The insight that accountability to fellow believers is essential to growing in maturity as a Christian was central to early Methodism. Methodism survived beyond Wesleyâ€™s lifetime because of his organization genius, and that genius focused on developing structures to of accountability.
To the extent it has retained accountability, modern Methodism has translated it primarily into bureaucratic institutions. As individuals, Methodists donâ€™t really care to be help accountable for the way they live their lives. I believe that is a major reason we lack the power of early Methodism. If we are to recover that power, we must find ways to recover spiritual accountability.
Hereâ€™s one idea: Start where you are.
Most of us already find ourselves in relationships. Start by allowing the people closest to you to hold you accountable. If youâ€™re married, ask your husband or wife to hold you accountable. If youâ€™re not married, ask your parents, children or a friend to work with you. Start in practical areas. Agree on a set of questions that fits your situation. Here are some suggestions:
- Am I being faithful to my marriage vows and to the needs of my family?
- Do I listen to my spouse and children in such a way that they are convinced I am listening?
- Am I demonstrating the Fruit of the Spirit in my family life in such a way that my family is being drawn to Christ?
- Do I have a healthy balance in my relationships â€“ family, work, ministry, and recreation?

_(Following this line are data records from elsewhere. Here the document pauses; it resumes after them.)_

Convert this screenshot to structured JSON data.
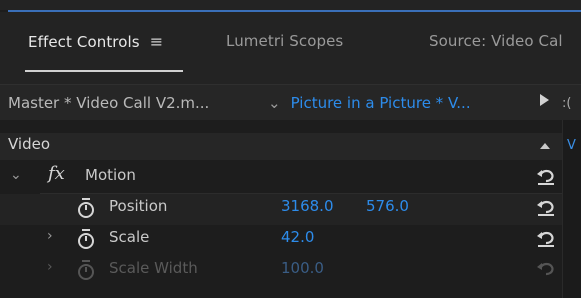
{
  "tabs": {
    "effect_controls": "Effect Controls",
    "menu_glyph": "≡",
    "lumetri_scopes": "Lumetri Scopes",
    "source": "Source: Video Cal"
  },
  "header": {
    "master_clip": "Master * Video Call V2.m...",
    "chevron": "⌄",
    "sequence_clip": "Picture in a Picture * V...",
    "timeline_peek": ":("
  },
  "sections": {
    "video": "Video"
  },
  "motion": {
    "fx_glyph": "fx",
    "label": "Motion",
    "properties": [
      {
        "label": "Position",
        "value1": "3168.0",
        "value2": "576.0"
      },
      {
        "label": "Scale",
        "value1": "42.0"
      },
      {
        "label": "Scale Width",
        "value1": "100.0"
      }
    ]
  },
  "right_strip": {
    "letter": "V"
  },
  "colors": {
    "accent_blue": "#2d8ceb",
    "panel_bg": "#1d1d1d",
    "header_bg": "#262626"
  },
  "icons": [
    "menu-icon",
    "chevron-down-icon",
    "play-triangle-icon",
    "collapse-up-icon",
    "stopwatch-icon",
    "reset-arrow-icon",
    "chevron-right-icon"
  ]
}
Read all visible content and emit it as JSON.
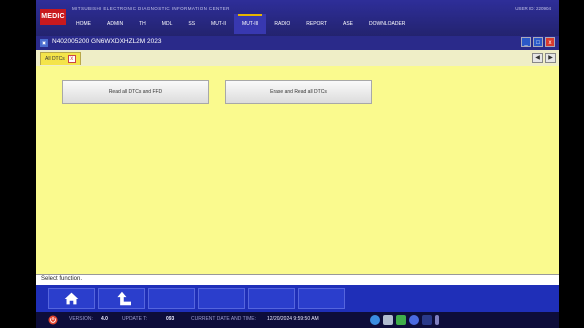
{
  "app": {
    "logo_text": "MEDIC",
    "title": "MITSUBISHI ELECTRONIC DIAGNOSTIC INFORMATION CENTER",
    "user_label": "USER ID:",
    "user_id": "220904"
  },
  "menu": [
    {
      "label": "HOME",
      "active": false
    },
    {
      "label": "ADMIN",
      "active": false
    },
    {
      "label": "TH",
      "active": false
    },
    {
      "label": "MDL",
      "active": false
    },
    {
      "label": "SS",
      "active": false
    },
    {
      "label": "MUT-II",
      "active": false
    },
    {
      "label": "MUT-III",
      "active": true
    },
    {
      "label": "RADIO",
      "active": false
    },
    {
      "label": "REPORT",
      "active": false
    },
    {
      "label": "ASE",
      "active": false
    },
    {
      "label": "DOWNLOADER",
      "active": false
    }
  ],
  "window": {
    "title": "N402005200  GN6WXDXHZL2M 2023",
    "minimize": "_",
    "maximize": "□",
    "close": "x"
  },
  "tab": {
    "label": "All DTCs",
    "close": "x"
  },
  "nav": {
    "prev": "◀",
    "next": "▶"
  },
  "functions": [
    {
      "label": "Read all DTCs and FFD"
    },
    {
      "label": "Erase and Read all DTCs"
    }
  ],
  "status": {
    "text": "Select function."
  },
  "toolbar": {
    "buttons": [
      "home",
      "back",
      "blank",
      "blank",
      "blank",
      "blank"
    ]
  },
  "bottombar": {
    "version_label": "VERSION:",
    "version_value": "4.0",
    "update_label": "UPDATE T:",
    "update_value": "093",
    "date_label": "CURRENT DATE AND TIME:",
    "date_value": "12/20/2024 9:59:50 AM"
  },
  "colors": {
    "content_bg": "#fafa8e",
    "header_bg": "#2e2e99",
    "toolbar_bg": "#1f2fb8",
    "logo_red": "#c8191e",
    "active_accent": "#e6b400"
  }
}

We can answer each of these questions for ourselves in the privacy of our own minds. But that wonâ€™t work very well. Weâ€™re just too prone toward self-deception. We need outside input from those who are close to us and know us well. In my experience, those who are least willing to allow those close to them to challenge them in these areas face the greatest risk of self-deception.